Buaji is S's great aunt; she lives in Jaipur and takes care of her husband, who has Parkinson's disease. She is a vibrant woman, incredibly full of life, and no one ever fails to comment on the fact that it's a shame she's stuck in her somehwat-dilapidated house, comforting a man who can hardly move.
It makes me admire her more, in fact, because it would be so much easier to put him into a facility, to dash off every day, shopping with relatives and going to family events. To settle for a life of occasional visits, dying her hair black as soon as gray roots begin to emerge from her hairline, proudly showcasing photo albums from her years as a host for foreign exchange students, demonstrates a kind of love that isn't spontaneous but learned, and probably much stronger for being so.
We visited Buaji before my engagement, and she took us to all the shops she's always taken her visitors, shops where the normally brazen dukhandaars become timid as she harangues them for a 10-rupee discount. Before we left, she insisted on S chronicling our visit.

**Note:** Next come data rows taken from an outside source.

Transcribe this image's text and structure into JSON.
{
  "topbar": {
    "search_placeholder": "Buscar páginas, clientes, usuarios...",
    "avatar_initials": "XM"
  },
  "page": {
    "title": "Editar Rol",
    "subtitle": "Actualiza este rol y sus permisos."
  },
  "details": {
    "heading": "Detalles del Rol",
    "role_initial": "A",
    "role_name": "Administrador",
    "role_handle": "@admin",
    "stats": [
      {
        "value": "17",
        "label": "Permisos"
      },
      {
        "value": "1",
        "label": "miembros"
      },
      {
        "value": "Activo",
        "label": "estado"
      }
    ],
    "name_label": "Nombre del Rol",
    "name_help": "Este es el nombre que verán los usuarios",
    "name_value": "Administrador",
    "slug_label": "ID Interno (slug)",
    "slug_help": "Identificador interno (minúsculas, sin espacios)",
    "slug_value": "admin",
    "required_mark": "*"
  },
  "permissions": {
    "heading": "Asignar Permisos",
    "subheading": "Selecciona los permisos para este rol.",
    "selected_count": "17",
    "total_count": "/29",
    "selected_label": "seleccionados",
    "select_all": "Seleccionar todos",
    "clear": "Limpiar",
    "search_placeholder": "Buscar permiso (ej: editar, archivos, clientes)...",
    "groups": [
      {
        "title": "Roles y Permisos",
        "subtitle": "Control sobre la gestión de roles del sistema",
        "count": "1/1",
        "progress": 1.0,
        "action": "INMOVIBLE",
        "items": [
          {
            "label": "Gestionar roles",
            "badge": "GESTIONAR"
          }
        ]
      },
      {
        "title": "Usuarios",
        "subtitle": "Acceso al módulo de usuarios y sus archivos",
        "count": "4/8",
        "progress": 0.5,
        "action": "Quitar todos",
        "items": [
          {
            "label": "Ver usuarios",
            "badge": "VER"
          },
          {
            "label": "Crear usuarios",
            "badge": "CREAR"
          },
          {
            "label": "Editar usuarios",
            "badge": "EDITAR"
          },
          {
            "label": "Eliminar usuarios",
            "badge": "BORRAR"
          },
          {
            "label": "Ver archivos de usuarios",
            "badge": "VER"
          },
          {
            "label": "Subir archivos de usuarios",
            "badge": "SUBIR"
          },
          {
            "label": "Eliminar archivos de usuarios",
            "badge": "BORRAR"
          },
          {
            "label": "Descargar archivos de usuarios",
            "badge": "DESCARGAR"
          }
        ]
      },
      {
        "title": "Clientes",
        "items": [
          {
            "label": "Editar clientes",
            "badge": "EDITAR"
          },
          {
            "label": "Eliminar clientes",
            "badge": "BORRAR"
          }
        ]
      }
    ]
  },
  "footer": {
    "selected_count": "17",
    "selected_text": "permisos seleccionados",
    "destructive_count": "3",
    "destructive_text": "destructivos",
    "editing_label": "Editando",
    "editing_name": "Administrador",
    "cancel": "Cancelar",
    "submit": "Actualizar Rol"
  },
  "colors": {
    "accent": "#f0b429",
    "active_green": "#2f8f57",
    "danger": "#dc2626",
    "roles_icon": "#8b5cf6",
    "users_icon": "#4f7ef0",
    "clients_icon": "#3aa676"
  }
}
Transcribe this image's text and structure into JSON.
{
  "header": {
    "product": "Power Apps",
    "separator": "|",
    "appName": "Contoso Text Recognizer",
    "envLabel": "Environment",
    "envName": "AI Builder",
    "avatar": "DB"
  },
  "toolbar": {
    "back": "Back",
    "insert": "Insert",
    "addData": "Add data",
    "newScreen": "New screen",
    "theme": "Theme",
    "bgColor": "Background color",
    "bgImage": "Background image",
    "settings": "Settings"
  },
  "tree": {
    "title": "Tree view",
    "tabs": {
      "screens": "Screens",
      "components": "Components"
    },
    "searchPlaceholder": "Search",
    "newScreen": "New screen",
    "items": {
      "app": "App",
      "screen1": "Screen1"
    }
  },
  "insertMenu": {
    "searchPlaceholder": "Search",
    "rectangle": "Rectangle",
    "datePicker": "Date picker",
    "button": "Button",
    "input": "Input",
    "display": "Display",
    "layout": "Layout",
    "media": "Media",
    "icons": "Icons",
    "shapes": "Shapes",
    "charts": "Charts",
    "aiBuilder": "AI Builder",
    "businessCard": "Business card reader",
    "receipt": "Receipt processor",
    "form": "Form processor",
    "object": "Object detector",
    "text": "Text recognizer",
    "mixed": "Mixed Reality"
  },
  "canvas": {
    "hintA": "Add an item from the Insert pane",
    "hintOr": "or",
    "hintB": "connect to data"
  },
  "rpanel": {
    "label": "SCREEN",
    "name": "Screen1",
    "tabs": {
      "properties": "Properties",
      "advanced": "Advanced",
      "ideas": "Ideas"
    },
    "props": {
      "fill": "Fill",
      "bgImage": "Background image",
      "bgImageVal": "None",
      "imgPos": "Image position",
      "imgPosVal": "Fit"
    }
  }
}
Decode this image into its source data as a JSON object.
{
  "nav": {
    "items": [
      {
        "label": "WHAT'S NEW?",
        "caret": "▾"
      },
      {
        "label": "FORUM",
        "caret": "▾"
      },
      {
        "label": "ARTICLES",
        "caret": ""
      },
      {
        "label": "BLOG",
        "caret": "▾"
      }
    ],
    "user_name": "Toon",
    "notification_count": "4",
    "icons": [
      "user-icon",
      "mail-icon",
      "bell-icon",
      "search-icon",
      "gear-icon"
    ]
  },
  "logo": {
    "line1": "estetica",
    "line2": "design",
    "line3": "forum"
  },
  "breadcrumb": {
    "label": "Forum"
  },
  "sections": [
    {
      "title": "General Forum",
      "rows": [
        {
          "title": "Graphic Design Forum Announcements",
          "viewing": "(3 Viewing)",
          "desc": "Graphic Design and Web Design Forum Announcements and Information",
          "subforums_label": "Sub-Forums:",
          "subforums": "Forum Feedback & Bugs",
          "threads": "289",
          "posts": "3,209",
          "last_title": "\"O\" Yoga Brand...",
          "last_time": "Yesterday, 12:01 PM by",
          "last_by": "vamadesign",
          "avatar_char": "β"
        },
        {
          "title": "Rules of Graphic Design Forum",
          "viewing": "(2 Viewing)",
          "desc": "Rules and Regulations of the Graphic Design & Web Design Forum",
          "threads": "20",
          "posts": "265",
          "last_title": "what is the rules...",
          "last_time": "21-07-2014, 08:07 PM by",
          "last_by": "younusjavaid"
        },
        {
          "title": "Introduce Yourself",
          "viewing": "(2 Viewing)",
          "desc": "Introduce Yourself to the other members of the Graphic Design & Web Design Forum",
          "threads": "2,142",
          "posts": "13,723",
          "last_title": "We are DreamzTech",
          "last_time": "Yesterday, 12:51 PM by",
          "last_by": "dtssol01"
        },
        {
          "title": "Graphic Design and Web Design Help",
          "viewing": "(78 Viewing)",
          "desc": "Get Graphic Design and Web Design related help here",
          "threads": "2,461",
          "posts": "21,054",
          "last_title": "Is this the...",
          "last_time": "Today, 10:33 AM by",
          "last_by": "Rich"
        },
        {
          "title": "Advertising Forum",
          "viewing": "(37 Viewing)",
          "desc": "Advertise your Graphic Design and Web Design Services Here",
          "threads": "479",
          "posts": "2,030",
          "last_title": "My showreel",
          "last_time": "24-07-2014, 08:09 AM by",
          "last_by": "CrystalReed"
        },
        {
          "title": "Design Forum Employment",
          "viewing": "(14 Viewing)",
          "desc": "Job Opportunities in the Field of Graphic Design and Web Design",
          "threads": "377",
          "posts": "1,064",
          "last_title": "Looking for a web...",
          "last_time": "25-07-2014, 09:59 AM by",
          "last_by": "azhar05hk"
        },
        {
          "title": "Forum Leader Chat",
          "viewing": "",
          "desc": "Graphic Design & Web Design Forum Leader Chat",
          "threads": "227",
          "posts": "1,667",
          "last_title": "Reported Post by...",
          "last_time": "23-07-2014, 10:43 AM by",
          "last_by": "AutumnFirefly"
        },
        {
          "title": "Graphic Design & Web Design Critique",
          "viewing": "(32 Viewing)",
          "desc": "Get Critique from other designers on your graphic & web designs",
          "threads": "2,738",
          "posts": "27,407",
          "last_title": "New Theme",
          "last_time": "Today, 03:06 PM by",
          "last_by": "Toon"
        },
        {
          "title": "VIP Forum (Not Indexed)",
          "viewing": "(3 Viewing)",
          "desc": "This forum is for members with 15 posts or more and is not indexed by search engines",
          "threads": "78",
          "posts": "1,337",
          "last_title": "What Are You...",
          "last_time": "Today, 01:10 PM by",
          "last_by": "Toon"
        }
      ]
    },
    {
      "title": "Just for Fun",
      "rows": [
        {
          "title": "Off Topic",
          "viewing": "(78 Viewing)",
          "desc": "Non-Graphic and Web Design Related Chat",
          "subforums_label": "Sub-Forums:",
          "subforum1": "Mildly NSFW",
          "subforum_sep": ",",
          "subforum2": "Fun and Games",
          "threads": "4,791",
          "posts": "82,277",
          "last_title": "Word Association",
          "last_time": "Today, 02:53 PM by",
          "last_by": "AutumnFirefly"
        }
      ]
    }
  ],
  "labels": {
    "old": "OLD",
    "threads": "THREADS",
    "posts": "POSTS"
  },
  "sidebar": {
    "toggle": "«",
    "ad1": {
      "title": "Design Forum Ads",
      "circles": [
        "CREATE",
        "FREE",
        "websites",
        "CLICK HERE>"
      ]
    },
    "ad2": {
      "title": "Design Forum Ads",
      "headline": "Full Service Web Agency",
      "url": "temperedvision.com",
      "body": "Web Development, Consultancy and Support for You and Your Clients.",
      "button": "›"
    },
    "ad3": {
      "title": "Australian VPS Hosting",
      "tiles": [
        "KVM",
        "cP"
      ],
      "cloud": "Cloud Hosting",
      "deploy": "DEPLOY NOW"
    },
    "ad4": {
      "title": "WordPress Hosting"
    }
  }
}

I had spent a few hours that day pouring over old albums, and couldn't help but notice the repetition: confused white girls, bedecked in heavy jewelry and glittering saris, arms thrown toward the ceiling in a pathetic bhangra. But I didn't want to ask, lest I draw attention to the somewhat strained faces of her charges.
I was wearing a black shirt, so Buaji insisted that S's mom give me her necklace; then, Buaji disappeared into her room and emerged -- in a fresh silk suit, though she had gotten dressed for the day less than an hour before -- victorious, a festive pink dupatta waving in her hand. We moved to her sitting room, a dark, dusty place showcasing treasures such as Hummel figurines and chipped plaster models of the Air India maharaja, closed except for the most important occasions, and she draped me in the dupatta, tucking one end into my jeans.
"Now you are having color, and you are looking pretty!" A diamond in the rough, I am.
After a few sober shots of us three women demurely smiling, as well as muddled self-timed shots with S half in the frame, we stood up and initiated the process of goodbyes. But just leaving would be too easy.
Buaji began speaking in Punjabi to S's mom, and began playfully wiggling her hips, then shrugged her shoulders; soon, her arms were raised exultorily in the air to an inaudible bhangra beat.
"When the foreign students see me dancing the bhangra, they are always looking at the ceiling and asking, 'What are you pointing at?'" she giggled. Her laughter was infectious, and as S's mother began grooving along with Buaji, the matron turned to S.
"You take our picture. Then you can look at this picture, and you will remember the dancing, and you will smile!" I chortled, halfheartedly pointed my fingers skyward, and humored her. At least I had an explanation, I thought.
But now, when I look at the picture, it's a funny thing -- I do smile. A rush of wonderful memories floods me, and I laugh. If I'm feeling blue, all I have to do is think about Buaji, and remember that some of the things that seem ludicrous are, in fact, the best parts of life. If there's anything I've learned in India, it's that simple things do matter, and pleasure doesn't have to be sophisticated; even if you're feeling miserable, the smallest something can reenergize your day.